◆ TASK GOAL ◆
Retype each entry. Leave every word as it is.

◆ DATASET CONTENT ◆
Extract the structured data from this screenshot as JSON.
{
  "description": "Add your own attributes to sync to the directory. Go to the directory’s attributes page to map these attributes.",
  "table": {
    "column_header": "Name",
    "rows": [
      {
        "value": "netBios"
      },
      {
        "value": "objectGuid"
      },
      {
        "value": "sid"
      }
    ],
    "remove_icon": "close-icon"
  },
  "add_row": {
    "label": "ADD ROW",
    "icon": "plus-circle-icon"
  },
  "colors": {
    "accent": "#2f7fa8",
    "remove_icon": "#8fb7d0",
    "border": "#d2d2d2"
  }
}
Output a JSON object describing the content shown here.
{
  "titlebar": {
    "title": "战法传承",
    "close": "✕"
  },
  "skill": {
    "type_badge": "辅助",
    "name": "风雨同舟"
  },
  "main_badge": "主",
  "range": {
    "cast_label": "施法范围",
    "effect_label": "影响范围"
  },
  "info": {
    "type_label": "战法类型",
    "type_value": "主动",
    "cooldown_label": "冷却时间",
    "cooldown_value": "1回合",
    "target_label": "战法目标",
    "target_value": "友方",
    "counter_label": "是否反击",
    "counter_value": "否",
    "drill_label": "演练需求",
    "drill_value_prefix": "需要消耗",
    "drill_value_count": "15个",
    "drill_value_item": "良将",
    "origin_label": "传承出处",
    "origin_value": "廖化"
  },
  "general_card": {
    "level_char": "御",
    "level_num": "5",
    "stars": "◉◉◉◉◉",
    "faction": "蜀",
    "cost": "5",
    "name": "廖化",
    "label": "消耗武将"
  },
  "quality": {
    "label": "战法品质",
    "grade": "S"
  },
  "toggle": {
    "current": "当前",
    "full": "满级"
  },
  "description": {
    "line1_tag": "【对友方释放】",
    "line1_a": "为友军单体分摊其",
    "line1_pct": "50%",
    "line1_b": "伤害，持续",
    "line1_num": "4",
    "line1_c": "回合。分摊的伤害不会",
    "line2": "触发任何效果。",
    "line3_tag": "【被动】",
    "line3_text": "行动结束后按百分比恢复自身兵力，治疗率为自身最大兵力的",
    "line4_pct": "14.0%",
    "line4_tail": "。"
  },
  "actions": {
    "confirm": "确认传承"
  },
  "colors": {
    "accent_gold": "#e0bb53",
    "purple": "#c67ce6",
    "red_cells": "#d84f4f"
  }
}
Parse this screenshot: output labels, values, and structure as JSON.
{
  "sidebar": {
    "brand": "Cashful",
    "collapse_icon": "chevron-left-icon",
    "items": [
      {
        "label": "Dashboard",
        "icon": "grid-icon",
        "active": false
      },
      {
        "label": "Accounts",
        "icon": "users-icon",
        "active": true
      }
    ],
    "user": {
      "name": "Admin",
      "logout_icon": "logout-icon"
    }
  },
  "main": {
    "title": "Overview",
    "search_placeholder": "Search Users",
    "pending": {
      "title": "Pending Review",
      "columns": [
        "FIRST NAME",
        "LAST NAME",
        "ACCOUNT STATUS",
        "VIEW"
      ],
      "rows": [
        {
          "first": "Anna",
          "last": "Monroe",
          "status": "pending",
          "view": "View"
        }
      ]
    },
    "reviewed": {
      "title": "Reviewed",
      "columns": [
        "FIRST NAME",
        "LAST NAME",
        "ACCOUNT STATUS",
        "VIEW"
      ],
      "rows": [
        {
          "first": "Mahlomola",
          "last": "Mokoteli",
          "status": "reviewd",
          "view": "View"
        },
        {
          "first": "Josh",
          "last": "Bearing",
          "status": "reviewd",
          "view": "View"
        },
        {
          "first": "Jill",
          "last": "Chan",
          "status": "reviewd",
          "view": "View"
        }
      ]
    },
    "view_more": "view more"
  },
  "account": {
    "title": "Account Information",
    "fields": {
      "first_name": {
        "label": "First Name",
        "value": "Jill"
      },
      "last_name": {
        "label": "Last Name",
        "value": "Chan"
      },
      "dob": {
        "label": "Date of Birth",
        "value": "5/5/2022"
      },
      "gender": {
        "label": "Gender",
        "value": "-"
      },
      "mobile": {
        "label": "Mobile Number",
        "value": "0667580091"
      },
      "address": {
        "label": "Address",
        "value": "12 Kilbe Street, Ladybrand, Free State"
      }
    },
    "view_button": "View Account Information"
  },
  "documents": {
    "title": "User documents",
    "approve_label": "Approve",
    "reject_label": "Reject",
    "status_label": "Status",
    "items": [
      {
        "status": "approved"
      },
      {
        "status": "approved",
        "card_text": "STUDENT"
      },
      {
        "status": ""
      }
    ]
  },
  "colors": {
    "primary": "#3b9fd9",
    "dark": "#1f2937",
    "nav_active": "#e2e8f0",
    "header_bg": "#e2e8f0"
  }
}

◆ TASK OUTPUT ◆
Extract the structured data from this screenshot as JSON.
{
  "description": "Add your own attributes to sync to the directory. Go to the directory’s attributes page to map these attributes.",
  "table": {
    "column_header": "Name",
    "rows": [
      {
        "value": "netBios"
      },
      {
        "value": "objectGuid"
      },
      {
        "value": "sid"
      }
    ],
    "remove_icon": "close-icon"
  },
  "add_row": {
    "label": "ADD ROW",
    "icon": "plus-circle-icon"
  },
  "colors": {
    "accent": "#2f7fa8",
    "remove_icon": "#8fb7d0",
    "border": "#d2d2d2"
  }
}
Output a JSON object describing the content shown here.
{
  "titlebar": {
    "title": "战法传承",
    "close": "✕"
  },
  "skill": {
    "type_badge": "辅助",
    "name": "风雨同舟"
  },
  "main_badge": "主",
  "range": {
    "cast_label": "施法范围",
    "effect_label": "影响范围"
  },
  "info": {
    "type_label": "战法类型",
    "type_value": "主动",
    "cooldown_label": "冷却时间",
    "cooldown_value": "1回合",
    "target_label": "战法目标",
    "target_value": "友方",
    "counter_label": "是否反击",
    "counter_value": "否",
    "drill_label": "演练需求",
    "drill_value_prefix": "需要消耗",
    "drill_value_count": "15个",
    "drill_value_item": "良将",
    "origin_label": "传承出处",
    "origin_value": "廖化"
  },
  "general_card": {
    "level_char": "御",
    "level_num": "5",
    "stars": "◉◉◉◉◉",
    "faction": "蜀",
    "cost": "5",
    "name": "廖化",
    "label": "消耗武将"
  },
  "quality": {
    "label": "战法品质",
    "grade": "S"
  },
  "toggle": {
    "current": "当前",
    "full": "满级"
  },
  "description": {
    "line1_tag": "【对友方释放】",
    "line1_a": "为友军单体分摊其",
    "line1_pct": "50%",
    "line1_b": "伤害，持续",
    "line1_num": "4",
    "line1_c": "回合。分摊的伤害不会",
    "line2": "触发任何效果。",
    "line3_tag": "【被动】",
    "line3_text": "行动结束后按百分比恢复自身兵力，治疗率为自身最大兵力的",
    "line4_pct": "14.0%",
    "line4_tail": "。"
  },
  "actions": {
    "confirm": "确认传承"
  },
  "colors": {
    "accent_gold": "#e0bb53",
    "purple": "#c67ce6",
    "red_cells": "#d84f4f"
  }
}
Parse this screenshot: output labels, values, and structure as JSON.
{
  "sidebar": {
    "brand": "Cashful",
    "collapse_icon": "chevron-left-icon",
    "items": [
      {
        "label": "Dashboard",
        "icon": "grid-icon",
        "active": false
      },
      {
        "label": "Accounts",
        "icon": "users-icon",
        "active": true
      }
    ],
    "user": {
      "name": "Admin",
      "logout_icon": "logout-icon"
    }
  },
  "main": {
    "title": "Overview",
    "search_placeholder": "Search Users",
    "pending": {
      "title": "Pending Review",
      "columns": [
        "FIRST NAME",
        "LAST NAME",
        "ACCOUNT STATUS",
        "VIEW"
      ],
      "rows": [
        {
          "first": "Anna",
          "last": "Monroe",
          "status": "pending",
          "view": "View"
        }
      ]
    },
    "reviewed": {
      "title": "Reviewed",
      "columns": [
        "FIRST NAME",
        "LAST NAME",
        "ACCOUNT STATUS",
        "VIEW"
      ],
      "rows": [
        {
          "first": "Mahlomola",
          "last": "Mokoteli",
          "status": "reviewd",
          "view": "View"
        },
        {
          "first": "Josh",
          "last": "Bearing",
          "status": "reviewd",
          "view": "View"
        },
        {
          "first": "Jill",
          "last": "Chan",
          "status": "reviewd",
          "view": "View"
        }
      ]
    },
    "view_more": "view more"
  },
  "account": {
    "title": "Account Information",
    "fields": {
      "first_name": {
        "label": "First Name",
        "value": "Jill"
      },
      "last_name": {
        "label": "Last Name",
        "value": "Chan"
      },
      "dob": {
        "label": "Date of Birth",
        "value": "5/5/2022"
      },
      "gender": {
        "label": "Gender",
        "value": "-"
      },
      "mobile": {
        "label": "Mobile Number",
        "value": "0667580091"
      },
      "address": {
        "label": "Address",
        "value": "12 Kilbe Street, Ladybrand, Free State"
      }
    },
    "view_button": "View Account Information"
  },
  "documents": {
    "title": "User documents",
    "approve_label": "Approve",
    "reject_label": "Reject",
    "status_label": "Status",
    "items": [
      {
        "status": "approved"
      },
      {
        "status": "approved",
        "card_text": "STUDENT"
      },
      {
        "status": ""
      }
    ]
  },
  "colors": {
    "primary": "#3b9fd9",
    "dark": "#1f2937",
    "nav_active": "#e2e8f0",
    "header_bg": "#e2e8f0"
  }
}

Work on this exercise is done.